Clay models of dull and shiny beetles showed that Christmas beetles’ mirrorlike exterior may not serve as a form of camouflage against predators, Susan Milius reported in “Scientists scuff a theory about shiny disguises” (SN: 4/9/22, p. 4).
Perhaps the clay models were simply not able to reproduce all the potential ways that the beetles’ glittery bodies affect light and protect the insect, reader Ron Kern suggested.
It’s true that the clay models didn’t mimic all possible light effects generated by Christmas beetles, Milius says. But that wasn’t the aim of the experiment. Think of the study as a sort of dissection, examining just one possible light trick at a time, she says. The results suggest that shine by itself isn’t a deterrent against predators. Further testing could investigate whether other aspects of the beetle’s mirror surface might offer benefits to these showy insects, Milius says.
The impact that forged Hiawatha crater in Greenland happened about 58 million years ago, Carolyn Gramling reported in “Greenland impact crater is surprisingly old” (SN: 4/9/22, p. 5).
Reader Barry Maletzky asked why most impact craters are circular given that space rocks can strike at different angles.

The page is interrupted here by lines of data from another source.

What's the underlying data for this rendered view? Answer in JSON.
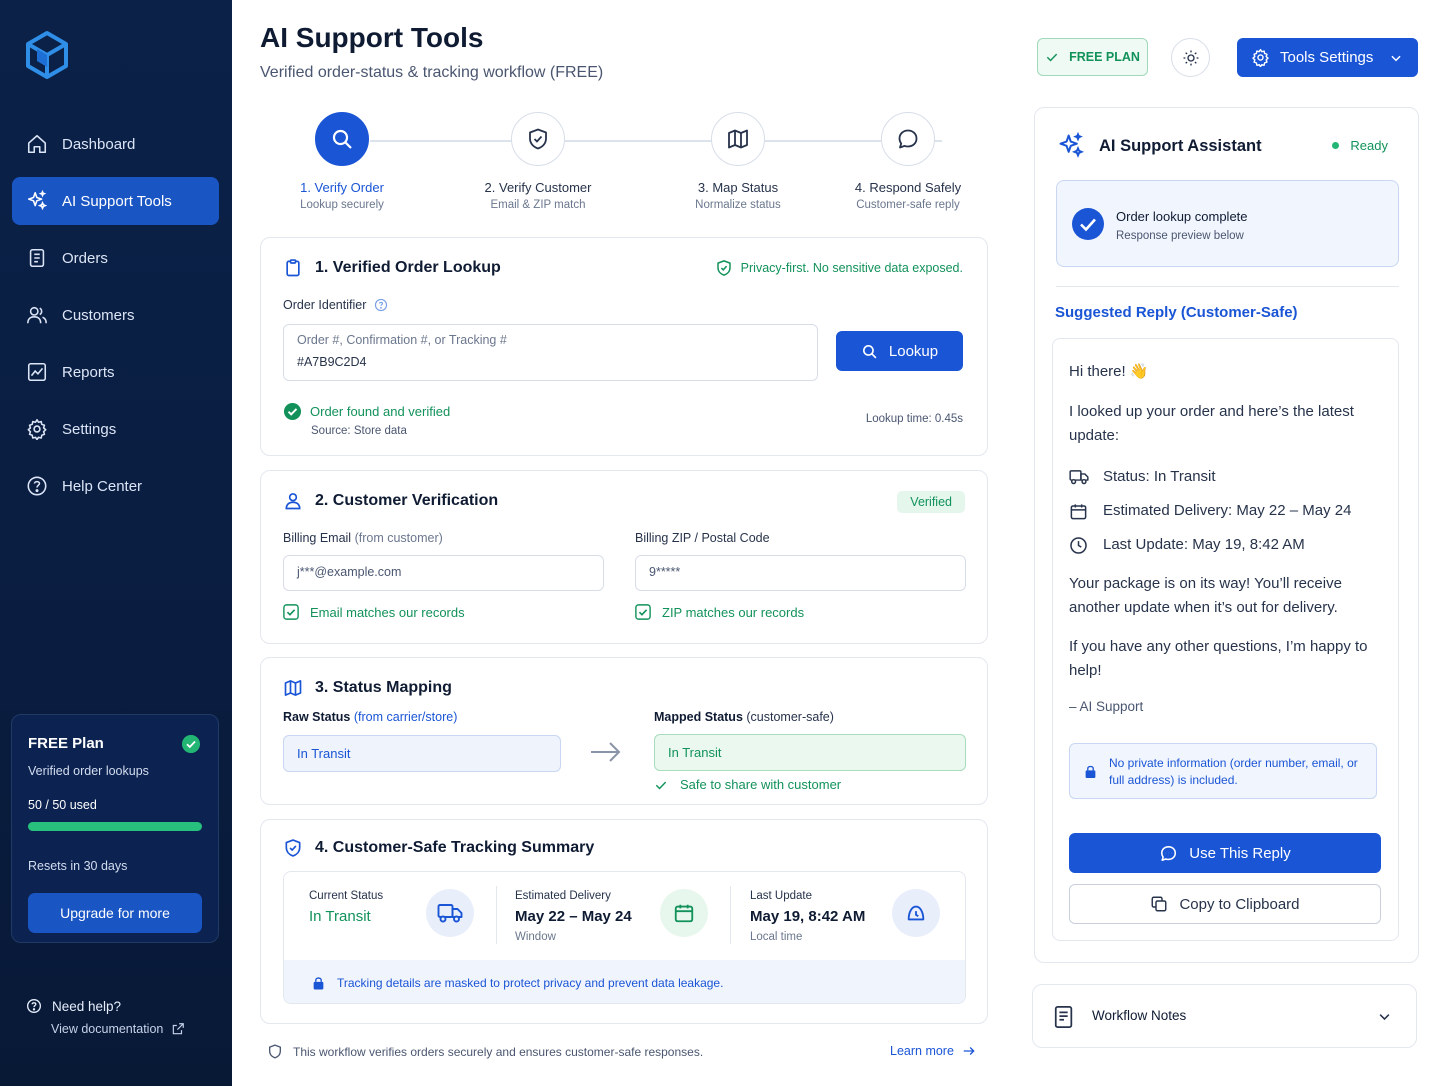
{
  "sidebar": {
    "items": [
      {
        "label": "Dashboard",
        "icon": "home-icon"
      },
      {
        "label": "AI Support Tools",
        "icon": "sparkles-icon"
      },
      {
        "label": "Orders",
        "icon": "clipboard-icon"
      },
      {
        "label": "Customers",
        "icon": "users-icon"
      },
      {
        "label": "Reports",
        "icon": "chart-icon"
      },
      {
        "label": "Settings",
        "icon": "gear-icon"
      },
      {
        "label": "Help Center",
        "icon": "help-icon"
      }
    ],
    "plan": {
      "title": "FREE Plan",
      "subtitle": "Verified order lookups",
      "used": "50 / 50 used",
      "used_fraction": 1.0,
      "reset": "Resets in 30 days",
      "upgrade": "Upgrade for more"
    },
    "help": {
      "title": "Need help?",
      "doc": "View documentation"
    }
  },
  "header": {
    "title": "AI Support Tools",
    "subtitle": "Verified order-status & tracking workflow (FREE)",
    "plan_badge": "FREE PLAN",
    "settings": "Tools Settings"
  },
  "steps": [
    {
      "label": "1. Verify Order",
      "sub": "Lookup securely"
    },
    {
      "label": "2. Verify Customer",
      "sub": "Email & ZIP match"
    },
    {
      "label": "3. Map Status",
      "sub": "Normalize status"
    },
    {
      "label": "4. Respond Safely",
      "sub": "Customer-safe reply"
    }
  ],
  "lookup": {
    "title": "1. Verified Order Lookup",
    "privacy": "Privacy-first. No sensitive data exposed.",
    "field_label": "Order Identifier",
    "placeholder": "Order #, Confirmation #, or Tracking #",
    "value": "#A7B9C2D4",
    "button": "Lookup",
    "status": "Order found and verified",
    "source": "Source: Store data",
    "time": "Lookup time: 0.45s"
  },
  "verification": {
    "title": "2. Customer Verification",
    "badge": "Verified",
    "email_label": "Billing Email",
    "email_label_note": "(from customer)",
    "email_value": "j***@example.com",
    "email_ok": "Email matches our records",
    "zip_label": "Billing ZIP / Postal Code",
    "zip_value": "9*****",
    "zip_ok": "ZIP matches our records"
  },
  "mapping": {
    "title": "3. Status Mapping",
    "raw_label": "Raw Status",
    "raw_note": "(from carrier/store)",
    "raw_value": "In Transit",
    "mapped_label": "Mapped Status",
    "mapped_note": "(customer-safe)",
    "mapped_value": "In Transit",
    "safe": "Safe to share with customer"
  },
  "summary": {
    "title": "4. Customer-Safe Tracking Summary",
    "current_label": "Current Status",
    "current_value": "In Transit",
    "delivery_label": "Estimated Delivery",
    "delivery_value": "May 22 – May 24",
    "delivery_note": "Window",
    "update_label": "Last Update",
    "update_value": "May 19, 8:42 AM",
    "update_note": "Local time",
    "mask_note": "Tracking details are masked to protect privacy and prevent data leakage."
  },
  "footer": {
    "text": "This workflow verifies orders securely and ensures customer-safe responses.",
    "link": "Learn more"
  },
  "assistant": {
    "title": "AI Support Assistant",
    "status": "Ready",
    "lookup_title": "Order lookup complete",
    "lookup_sub": "Response preview below",
    "suggested": "Suggested Reply (Customer-Safe)",
    "greeting": "Hi there! 👋",
    "intro": "I looked up your order and here’s the latest update:",
    "status_line": "Status: In Transit",
    "delivery_line": "Estimated Delivery: May 22 – May 24",
    "update_line": "Last Update: May 19, 8:42 AM",
    "body1": "Your package is on its way! You’ll receive another update when it’s out for delivery.",
    "body2": "If you have any other questions, I’m happy to help!",
    "signature": "– AI Support",
    "privacy": "No private information (order number, email, or full address) is included.",
    "use_reply": "Use This Reply",
    "copy": "Copy to Clipboard"
  },
  "notes": {
    "title": "Workflow Notes"
  },
  "colors": {
    "primary": "#1a55d6",
    "success": "#12925a",
    "sidebar": "#0b2148"
  }
}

Most craters are circular because of an impactor’s explosive punch, says associate news editor Christopher Crockett. When space rocks crash into rocky planets and moons at high velocity, a tremendous amount of energy is transferred within a short period of time. At most angles of impact, such a process produces the typically round craters we see, scientists reported in 2013 in the Journal of Geophysical Research: Planets. “The effect is similar to planting explosives at the site and letting them blow,” Crockett says.
Although they’re rare, elliptical craters do occur in the solar system, and impact angle plays a role. The angle at which a crater becomes more likely to be elliptical than round depends on space rock size, impact velocity and type of material at the impact site, the study showed.
Scientists re-created the genome of the extinct Christmas Island rat by comparing it against the genome of a living relative. But some key DNA remains a mystery, Anna Gibbs reported in “Rat reveals limits of de-extinction” (SN: 4/9/22, p. 12).
Reader Tim Cliffe wondered if a complete genome could be reconstructed given enough DNA samples from different specimens of the extinct species.
The issue isn’t that DNA is missing, but that scientists can’t make sense of all the genetic sequences they have, says Tom Gilbert, an evolutionary biologist at the University of Copenhagen. Some genes in the Christmas Island rat’s genome have diverged so much that they aren’t remotely similar to the reference genome. If we can’t identify the gene, we are unable to re-create it in a reference genome for the purpose of de-extinction, Gilbert says.
Deciphering brain waves
Researchers are studying the emotions of horses, octopuses and other creatures to understand how animals experience the world, Alla Katsnelson reported in “What do animals feel?” (SN: 4/9/22, p. 16).
In one study, horses that spent more time alone had more gamma brain wave activity than horses that grazed freely with a herd, Katsnelson reported. In people, high levels of such brain wave activity have been linked to anxiety and stress. Reader Barbara Allan thought that it was the opposite: Low levels of gamma brain wave activity are linked to stress and anxiety in humans.
Scientists are still working out how brain waves in people relate to various mental states, Katsnelson says. Studying brain waves and interpreting those studies is complicated, and the findings in this field vary. In their report, the researchers who studied horses point to evidence linking anxiety and stress to more gamma waves in people, she says. But other groups have found conflicting results, complicating the picture.